*** Opening of Material for this task ***

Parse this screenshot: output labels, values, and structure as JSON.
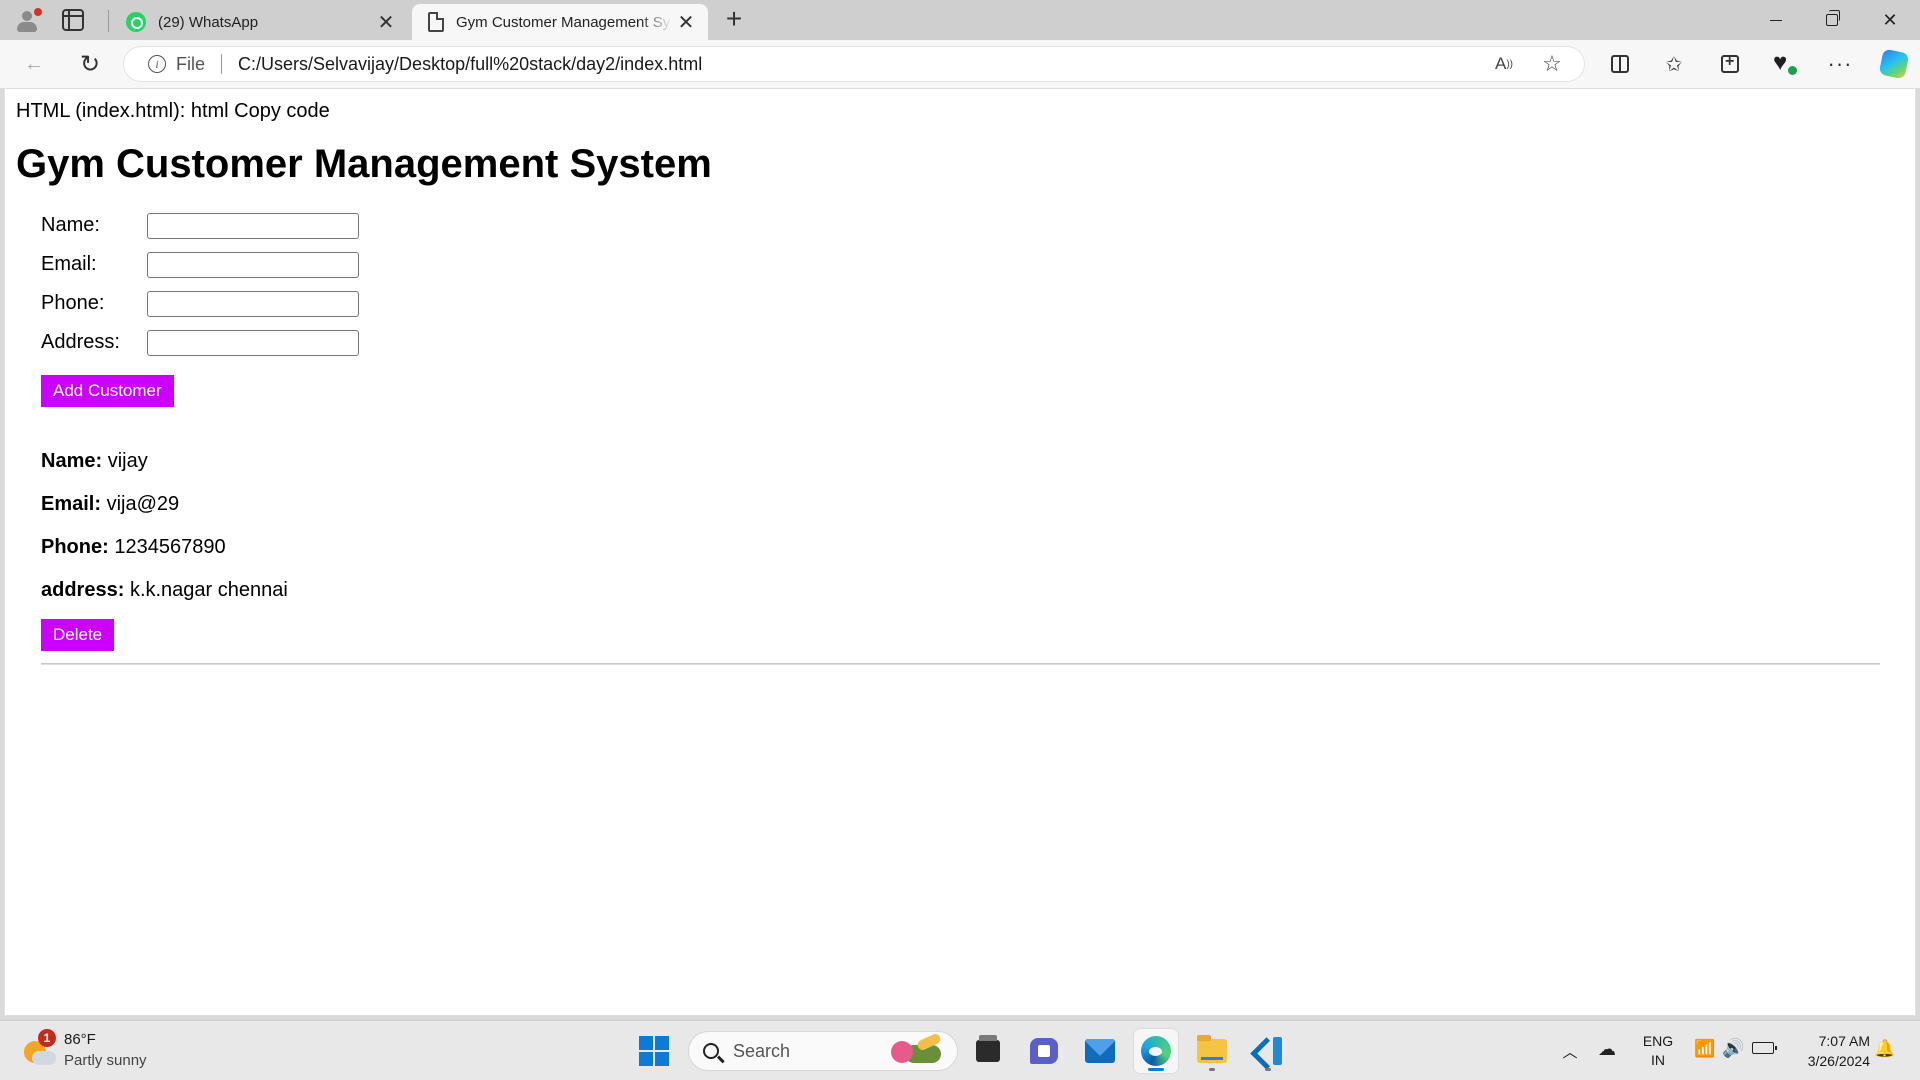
{
  "browser": {
    "tabs": [
      {
        "title": "(29) WhatsApp",
        "icon": "whatsapp-icon",
        "active": false
      },
      {
        "title": "Gym Customer Management System",
        "icon": "document-icon",
        "active": true
      }
    ],
    "address": {
      "scheme_label": "File",
      "url": "C:/Users/Selvavijay/Desktop/full%20stack/day2/index.html"
    },
    "colors": {
      "tab_strip": "#cfcfcf",
      "toolbar": "#f7f7f7"
    }
  },
  "page": {
    "intro_text": "HTML (index.html): html Copy code",
    "title": "Gym Customer Management System",
    "form": {
      "name_label": "Name:",
      "email_label": "Email:",
      "phone_label": "Phone:",
      "address_label": "Address:",
      "name_value": "",
      "email_value": "",
      "phone_value": "",
      "address_value": "",
      "submit_label": "Add Customer"
    },
    "customers": [
      {
        "name_label": "Name:",
        "name": "vijay",
        "email_label": "Email:",
        "email": "vija@29",
        "phone_label": "Phone:",
        "phone": "1234567890",
        "address_label": "address:",
        "address": "k.k.nagar chennai",
        "delete_label": "Delete"
      }
    ],
    "colors": {
      "button_bg": "#cc00ff",
      "button_text": "#ffffff"
    }
  },
  "taskbar": {
    "weather": {
      "badge": "1",
      "temp": "86°F",
      "condition": "Partly sunny"
    },
    "search_label": "Search",
    "apps": [
      "start-icon",
      "file-manager-icon",
      "teams-icon",
      "mail-icon",
      "edge-icon",
      "file-explorer-icon",
      "vscode-icon"
    ],
    "tray": {
      "lang_primary": "ENG",
      "lang_secondary": "IN",
      "time": "7:07 AM",
      "date": "3/26/2024"
    }
  }
}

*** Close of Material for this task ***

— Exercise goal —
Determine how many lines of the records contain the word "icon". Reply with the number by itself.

— Task result —
9